With a little of that, bureaucrats and politicians alike might be able to stem the rise of gun deaths and other preventable casualties.

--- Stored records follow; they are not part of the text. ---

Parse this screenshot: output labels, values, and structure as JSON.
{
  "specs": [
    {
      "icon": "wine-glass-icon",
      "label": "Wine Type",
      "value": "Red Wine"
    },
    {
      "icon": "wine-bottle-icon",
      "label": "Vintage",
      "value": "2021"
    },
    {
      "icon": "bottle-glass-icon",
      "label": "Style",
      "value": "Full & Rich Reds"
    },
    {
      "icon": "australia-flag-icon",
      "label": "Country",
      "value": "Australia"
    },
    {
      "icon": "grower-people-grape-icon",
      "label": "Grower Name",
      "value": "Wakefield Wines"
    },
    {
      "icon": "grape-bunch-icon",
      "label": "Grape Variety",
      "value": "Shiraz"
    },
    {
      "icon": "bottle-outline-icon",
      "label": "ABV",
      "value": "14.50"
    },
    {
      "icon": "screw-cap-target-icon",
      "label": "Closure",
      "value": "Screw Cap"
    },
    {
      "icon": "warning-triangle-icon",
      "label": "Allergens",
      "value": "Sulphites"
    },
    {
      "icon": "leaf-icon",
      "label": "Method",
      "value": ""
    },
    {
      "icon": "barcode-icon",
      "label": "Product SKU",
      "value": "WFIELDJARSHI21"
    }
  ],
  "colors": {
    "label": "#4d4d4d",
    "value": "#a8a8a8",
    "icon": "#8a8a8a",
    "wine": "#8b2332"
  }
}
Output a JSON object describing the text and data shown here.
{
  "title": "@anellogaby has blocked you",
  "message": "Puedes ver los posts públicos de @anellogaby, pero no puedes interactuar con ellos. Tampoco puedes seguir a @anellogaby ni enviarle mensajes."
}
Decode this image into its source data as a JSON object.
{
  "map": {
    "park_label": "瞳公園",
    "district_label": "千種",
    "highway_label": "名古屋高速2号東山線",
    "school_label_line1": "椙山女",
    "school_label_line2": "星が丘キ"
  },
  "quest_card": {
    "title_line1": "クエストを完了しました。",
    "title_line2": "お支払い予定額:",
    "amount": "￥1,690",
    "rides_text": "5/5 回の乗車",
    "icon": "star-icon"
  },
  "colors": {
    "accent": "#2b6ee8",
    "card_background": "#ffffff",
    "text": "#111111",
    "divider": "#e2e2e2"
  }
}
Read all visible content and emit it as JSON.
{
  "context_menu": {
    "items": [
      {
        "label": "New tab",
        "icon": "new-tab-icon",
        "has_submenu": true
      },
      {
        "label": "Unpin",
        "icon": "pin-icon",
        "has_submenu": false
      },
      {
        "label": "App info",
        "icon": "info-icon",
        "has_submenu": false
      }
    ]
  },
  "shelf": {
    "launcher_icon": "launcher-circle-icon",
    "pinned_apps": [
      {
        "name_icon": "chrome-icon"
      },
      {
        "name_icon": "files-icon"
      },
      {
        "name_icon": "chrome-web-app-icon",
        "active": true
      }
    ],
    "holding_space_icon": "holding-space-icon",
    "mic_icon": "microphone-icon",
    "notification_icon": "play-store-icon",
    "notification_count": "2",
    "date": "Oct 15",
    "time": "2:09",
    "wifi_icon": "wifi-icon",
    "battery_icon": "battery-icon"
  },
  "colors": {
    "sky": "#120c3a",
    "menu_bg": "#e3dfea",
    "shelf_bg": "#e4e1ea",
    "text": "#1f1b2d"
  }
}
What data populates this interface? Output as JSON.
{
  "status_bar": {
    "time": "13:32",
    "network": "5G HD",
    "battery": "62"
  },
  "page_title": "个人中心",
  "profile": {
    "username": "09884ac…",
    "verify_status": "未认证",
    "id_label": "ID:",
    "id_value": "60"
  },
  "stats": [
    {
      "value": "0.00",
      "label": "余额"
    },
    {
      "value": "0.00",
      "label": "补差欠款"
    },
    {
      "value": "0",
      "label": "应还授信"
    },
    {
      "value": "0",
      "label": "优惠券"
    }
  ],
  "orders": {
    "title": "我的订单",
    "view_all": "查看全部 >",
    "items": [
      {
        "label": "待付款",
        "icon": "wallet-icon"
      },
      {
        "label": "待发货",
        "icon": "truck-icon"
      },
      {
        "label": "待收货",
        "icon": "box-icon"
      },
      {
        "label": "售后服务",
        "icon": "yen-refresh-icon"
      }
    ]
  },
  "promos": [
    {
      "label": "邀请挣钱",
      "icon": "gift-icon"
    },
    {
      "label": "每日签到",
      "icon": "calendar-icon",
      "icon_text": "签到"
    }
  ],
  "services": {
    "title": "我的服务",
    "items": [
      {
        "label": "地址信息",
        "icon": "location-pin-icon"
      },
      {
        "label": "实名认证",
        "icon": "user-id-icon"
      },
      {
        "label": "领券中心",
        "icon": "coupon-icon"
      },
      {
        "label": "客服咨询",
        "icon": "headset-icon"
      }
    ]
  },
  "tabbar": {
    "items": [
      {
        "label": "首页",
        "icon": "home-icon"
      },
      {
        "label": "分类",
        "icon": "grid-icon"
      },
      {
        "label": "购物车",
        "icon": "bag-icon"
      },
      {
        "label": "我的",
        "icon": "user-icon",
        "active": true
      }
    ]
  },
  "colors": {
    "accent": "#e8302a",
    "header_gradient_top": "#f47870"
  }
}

If, however, it remains easier and more gratifying for people to engage in political demagoguery, no progress will be made in addressing top causes of death.